RUTH SCHWARTZ has worked in traditional publishing for seven years, in the self-publishing industry for five years, including managing the production on thirteen multi-author books. She has published two books under her own imprint, and is the proud “mid-wife” of a number of recent indie published books, helping several authors birth their books with ease.

Panel members will clarify the distinctions among different types of editing, as well as best practices when working with editors and proofers.  What basic skills do you need as an author and client to make the editing process as painless as possible?  You can also expect to learn what kind of editor you need to hire, and how to ascertain if someone is a good fit for your project.

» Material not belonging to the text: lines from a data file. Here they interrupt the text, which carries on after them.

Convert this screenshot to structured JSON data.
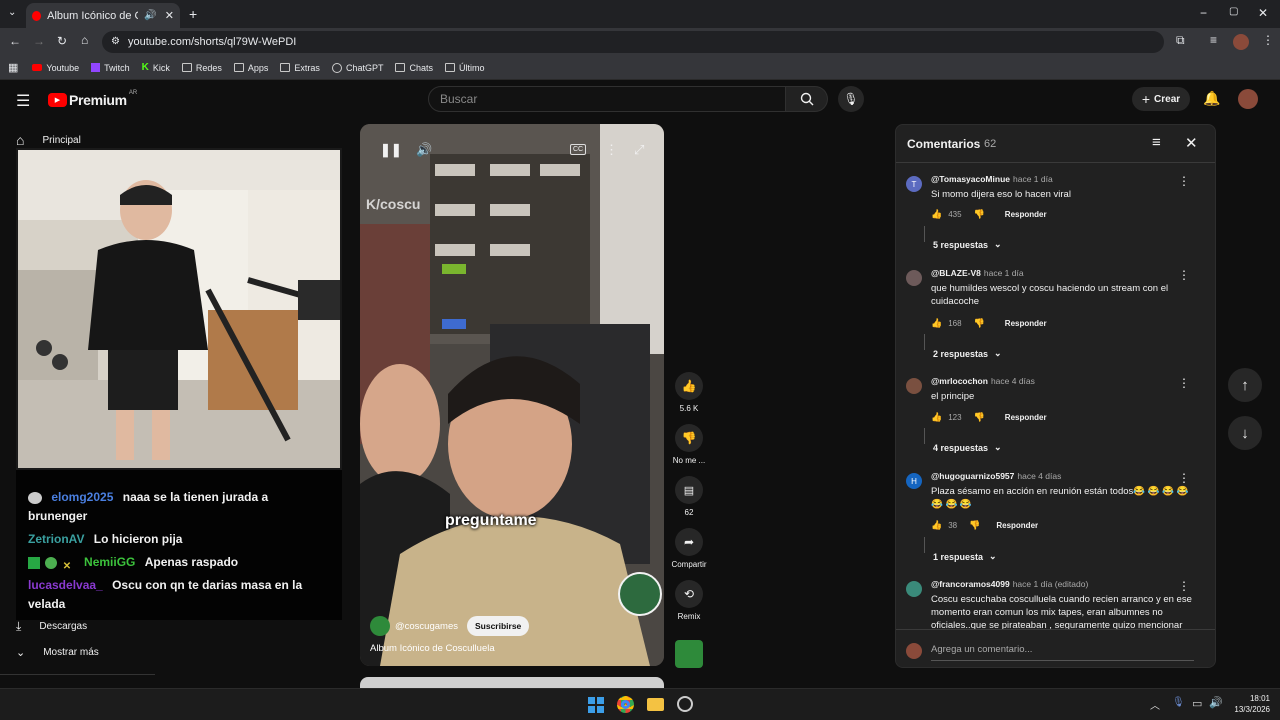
{
  "browser": {
    "tab_title": "Album Icónico de Cosculluela",
    "url": "youtube.com/shorts/ql79W-WePDI",
    "bookmarks": [
      "Youtube",
      "Twitch",
      "Kick",
      "Redes",
      "Apps",
      "Extras",
      "ChatGPT",
      "Chats",
      "Último"
    ]
  },
  "yt": {
    "logo": "Premium",
    "region": "AR",
    "search_placeholder": "Buscar",
    "create_label": "Crear"
  },
  "sidebar": {
    "home": "Principal",
    "downloads": "Descargas",
    "show_more": "Mostrar más"
  },
  "chat": [
    {
      "user": "elomg2025",
      "text": "naaa se la tienen jurada a",
      "cont": "brunenger",
      "color": "#4a7fe0"
    },
    {
      "user": "ZetrionAV",
      "text": "Lo hicieron pija",
      "color": "#3aa0a0"
    },
    {
      "user": "NemiiGG",
      "text": "Apenas raspado",
      "color": "#3cc23c"
    },
    {
      "user": "lucasdelvaa_",
      "text": "Oscu con qn te darias masa en la",
      "cont": "velada",
      "color": "#8a3ad0"
    }
  ],
  "short": {
    "caption": "preguntame",
    "watermark": "K/coscu",
    "channel": "@coscugames",
    "subscribe": "Suscribirse",
    "title": "Album Icónico de Cosculluela",
    "likes": "5.6 K",
    "dislike": "No me ...",
    "comments": "62",
    "share": "Compartir",
    "remix": "Remix"
  },
  "comments_panel": {
    "title": "Comentarios",
    "count": "62",
    "reply_label": "Responder",
    "add_placeholder": "Agrega un comentario...",
    "items": [
      {
        "author": "@TomasyacoMinue",
        "time": "hace 1 día",
        "text": "Si momo dijera eso lo hacen viral",
        "likes": "435",
        "replies": "5 respuestas",
        "avatar_letter": "T",
        "avatar_color": "#5c6bc0"
      },
      {
        "author": "@BLAZE-V8",
        "time": "hace 1 día",
        "text": "que humildes wescol y coscu haciendo un stream con el cuidacoche",
        "likes": "168",
        "replies": "2 respuestas",
        "avatar_letter": "",
        "avatar_color": "#6d5a5a"
      },
      {
        "author": "@mrlocochon",
        "time": "hace 4 días",
        "text": "el principe",
        "likes": "123",
        "replies": "4 respuestas",
        "avatar_letter": "",
        "avatar_color": "#7a5040"
      },
      {
        "author": "@hugoguarnizo5957",
        "time": "hace 4 días",
        "text": "Plaza sésamo en acción en reunión están todos😂 😂 😂 😂 😂 😂 😂",
        "likes": "38",
        "replies": "1 respuesta",
        "avatar_letter": "H",
        "avatar_color": "#1565c0"
      },
      {
        "author": "@francoramos4099",
        "time": "hace 1 día (editado)",
        "text": "Coscu escuchaba cosculluela cuando recien arranco y en ese momento eran comun los mix tapes, eran albumnes no oficiales..que se pirateaban , seguramente quizo mencionar",
        "likes": "",
        "replies": "",
        "avatar_letter": "",
        "avatar_color": "#3a8a7a"
      }
    ]
  },
  "taskbar": {
    "time": "18:01",
    "date": "13/3/2026"
  }
}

Be sure to come with all of your questions about editing, because we will devote a large chunk of time during the presentation to Q&A!

Pat Taylor — From Neurosurgeon to Fantasy Writer

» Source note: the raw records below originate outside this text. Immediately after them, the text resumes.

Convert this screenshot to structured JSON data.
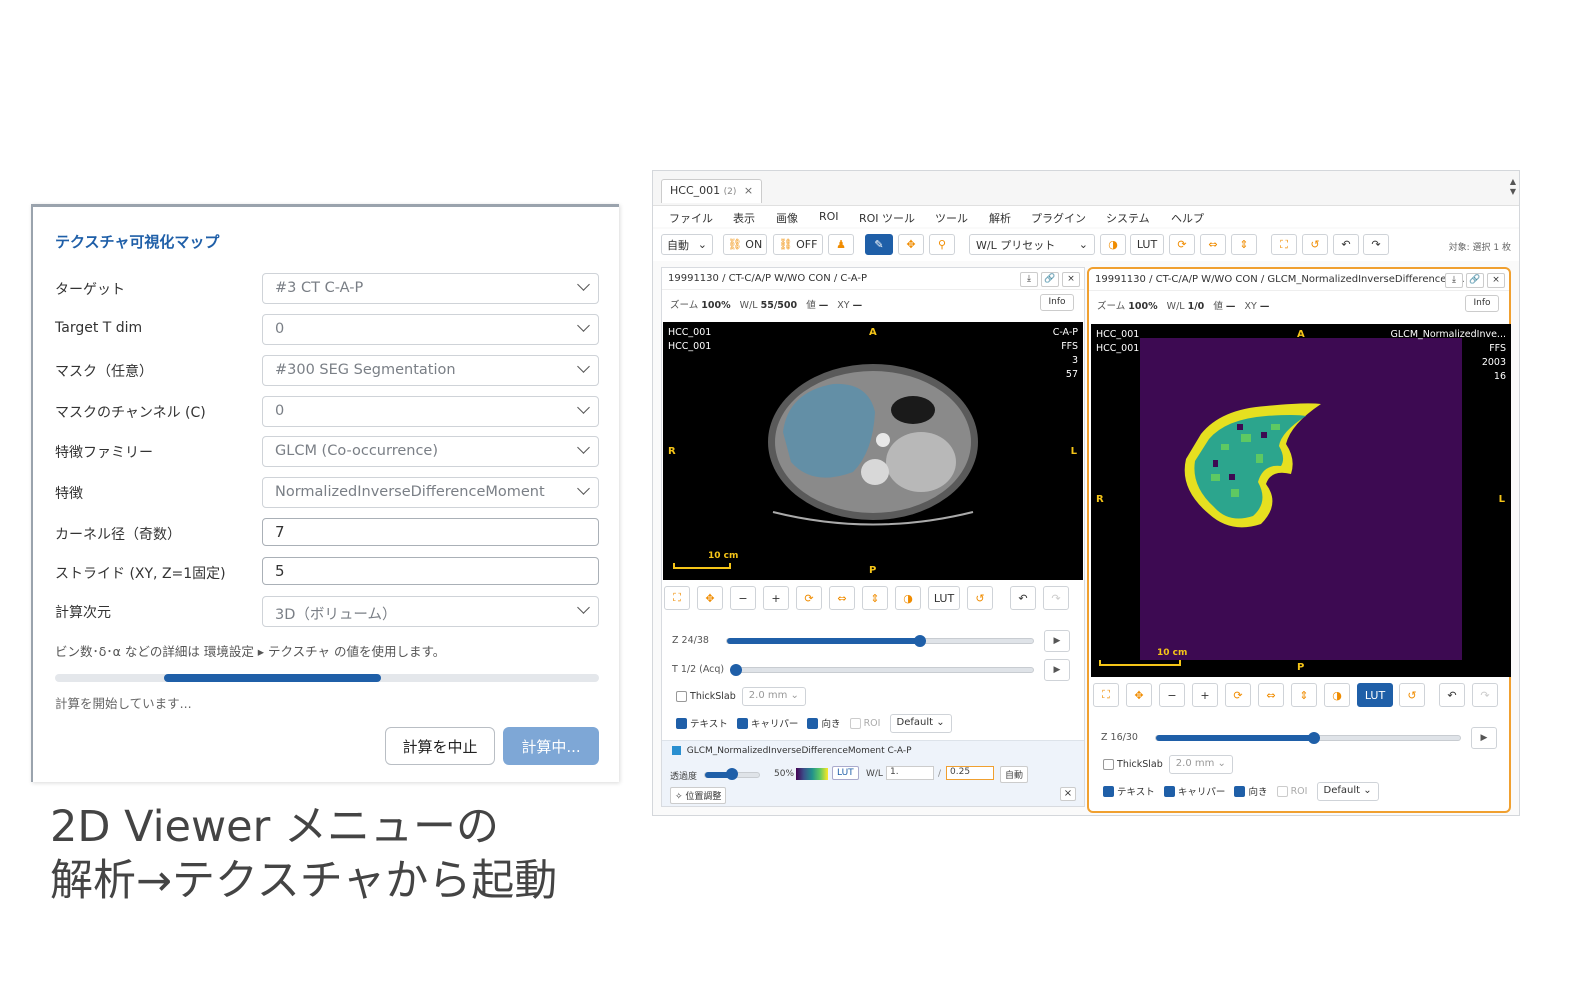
{
  "dialog": {
    "title": "テクスチャ可視化マップ",
    "fields": [
      {
        "label": "ターゲット",
        "value": "#3 CT C-A-P",
        "type": "select"
      },
      {
        "label": "Target T dim",
        "value": "0",
        "type": "select"
      },
      {
        "label": "マスク（任意）",
        "value": "#300 SEG Segmentation",
        "type": "select"
      },
      {
        "label": "マスクのチャンネル (C)",
        "value": "0",
        "type": "select"
      },
      {
        "label": "特徴ファミリー",
        "value": "GLCM (Co-occurrence)",
        "type": "select"
      },
      {
        "label": "特徴",
        "value": "NormalizedInverseDifferenceMoment",
        "type": "select"
      },
      {
        "label": "カーネル径（奇数）",
        "value": "7",
        "type": "input"
      },
      {
        "label": "ストライド (XY, Z=1固定)",
        "value": "5",
        "type": "input"
      },
      {
        "label": "計算次元",
        "value": "3D（ボリューム）",
        "type": "select"
      }
    ],
    "hint": "ビン数･δ･α などの詳細は 環境設定 ▸ テクスチャ の値を使用します。",
    "progress": {
      "start": 0.2,
      "end": 0.6
    },
    "status": "計算を開始しています...",
    "stop_label": "計算を中止",
    "run_label": "計算中..."
  },
  "caption": {
    "line1": "2D Viewer メニューの",
    "line2": "解析→テクスチャから起動"
  },
  "app": {
    "tab": {
      "title": "HCC_001",
      "count": "(2)",
      "close": "×"
    },
    "menu": [
      "ファイル",
      "表示",
      "画像",
      "ROI",
      "ROI ツール",
      "ツール",
      "解析",
      "プラグイン",
      "システム",
      "ヘルプ"
    ],
    "toolbar": {
      "mode": "自動",
      "link_on": "ON",
      "link_off": "OFF",
      "wl_preset": "W/L プリセット",
      "lut": "LUT",
      "target": "対象: 選択 1 枚"
    },
    "left_panel": {
      "title": "19991130 / CT-C/A/P W/WO CON / C-A-P",
      "zoom_label": "ズーム",
      "zoom": "100%",
      "wl_label": "W/L",
      "wl": "55/500",
      "val_label": "値",
      "val": "—",
      "xy_label": "XY",
      "xy": "—",
      "info": "Info",
      "overlay": {
        "tl1": "HCC_001",
        "tl2": "HCC_001",
        "tr1": "C-A-P",
        "tr2": "FFS",
        "tr3": "3",
        "tr4": "57",
        "top": "A",
        "bottom": "P",
        "left": "R",
        "right": "L",
        "scale": "10 cm"
      },
      "lut": "LUT",
      "z_label": "Z 24/38",
      "z_pos": 0.63,
      "t_label": "T 1/2 (Acq)",
      "t_pos": 0.0,
      "thickslab": "ThickSlab",
      "thick_val": "2.0 mm",
      "text": "テキスト",
      "caliper": "キャリパー",
      "orient": "向き",
      "roi": "ROI",
      "preset": "Default",
      "overlay_layer": "GLCM_NormalizedInverseDifferenceMoment C-A-P",
      "opacity_label": "透過度",
      "opacity": "50%",
      "opacity_pos": 0.5,
      "wl2_label": "W/L",
      "w_val": "1.",
      "l_val": "0.25",
      "auto": "自動",
      "adjust": "位置調整",
      "close": "×"
    },
    "right_panel": {
      "title": "19991130 / CT-C/A/P W/WO CON / GLCM_NormalizedInverseDifferenceM...",
      "zoom_label": "ズーム",
      "zoom": "100%",
      "wl_label": "W/L",
      "wl": "1/0",
      "val_label": "値",
      "val": "—",
      "xy_label": "XY",
      "xy": "—",
      "info": "Info",
      "overlay": {
        "tl1": "HCC_001",
        "tl2": "HCC_001",
        "tr1": "GLCM_NormalizedInve...",
        "tr2": "FFS",
        "tr3": "2003",
        "tr4": "16",
        "top": "A",
        "bottom": "P",
        "left": "R",
        "right": "L",
        "scale": "10 cm"
      },
      "lut": "LUT",
      "z_label": "Z 16/30",
      "z_pos": 0.52,
      "thickslab": "ThickSlab",
      "thick_val": "2.0 mm",
      "text": "テキスト",
      "caliper": "キャリパー",
      "orient": "向き",
      "roi": "ROI",
      "preset": "Default"
    },
    "colors": {
      "accent": "#1f5fa8",
      "selected_border": "#f0a030",
      "overlay_text": "#f5c518",
      "texture_bg": "#3d0a52",
      "texture_fg": "#e6e020"
    }
  }
}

DSCN2463-Pat Taylor

Spotlight on BAIPA Members – By Linda Jay Geldens

Pat Taylor is a retired neurosurgeon-turned-fantasy writer.

His latest book, The Martian Pendant, is an intriguing mix of Neanderthals, Martians who landed in Africa in a spaceship eons ago, a British archaeologist/Grace Kelly lookalike, and hair-raising flights and chases around the world by academic researchers attempting to escape villainous enemies.

Pat’s lifelong fascination with science, aircraft, flying, and space travel — fired by reading as a kid about Flash Gordon and Buck Rogers, and stories by Jules Verne and H.G. Wells (The War of the Worlds) inspired Pat Taylor to “spin a yarn embodying most of my interests in a science-fiction thriller” — The Martian Pendant.

Pat is also working on another novel; this one is for teenagers and  involves astronomy, shamanism and the evolution of a Neolithic society.  His grandkids say their imaginations are already fired up to read this action-packed story when it’s finished.

In May 2013 Pat published Wings of Love and War, a historical/biographical novel based on the life of his older brother Phillip — “the golden boy of our large family, the son with so much promise” who was killed in Germany as a B17 Bombardier during World War II. This month, the novel was awarded a Pinnacle Achievement Award as the best work of fiction.

And, in a completely different book category…Pat is thinking of publishing a small book about a subject he knows well: port wine.  He has won so many awards for making zinfandel port wine at his Taylor Vineyard, located in the Dry Creek Valley northwest of Geyserville, many consider him an authority on the subject.

“Writing is now my principal hobby,” Pat says, a hobby that he has time to pursue, now that he’s only spending one day a week in the San Francisco neurosurgery practice he’s had for forty years.

Born in 1926 in Los Angeles, Pat and his five siblings grew up in the San Fernando Valley; “the Great Depression in 1932 took its toll on the family’s coffers, but my  Dad was an ace salesman for Metropolitan Life, and my Mom was an expert seamstress who made drapes and gowns to sell, so we kept a roof over our heads.” The summer before graduating from North Hollywood High, Pat worked as a riveter’s helper, building B-17 bombers.  “That earned me enough to buy my first car.”

Pat went into the USAAF pilot training program in 1944, and then served as a medic the following year in Truax Field, Madison, Wisconsin.  He studied pre-med at USC on the G.I. Bill, and earned his M.D. at the University of Chicago, where he met his wife Eivor, then a grad student in psychology and an alumna of Northwestern and the Medill School of Journalism.  Pat returned to California, to the UCLA neurosurgical program, spent a year at London’s National Hospital, and taught neurosurgery at the University of Florida.

Pat and his wife Eivor have three grown children and six grandchildren, the oldest three still in college.  They have lived in Sausalito since 1961.  “I’ve written about 200 pages about my life, which I might make into a memoir.  And I have four unpublished short-short stories in the medical science-fiction genre.  There isn’t enough time in days of just 24 hours to write everything I want to write.  Maybe Martian days, though?”


* * *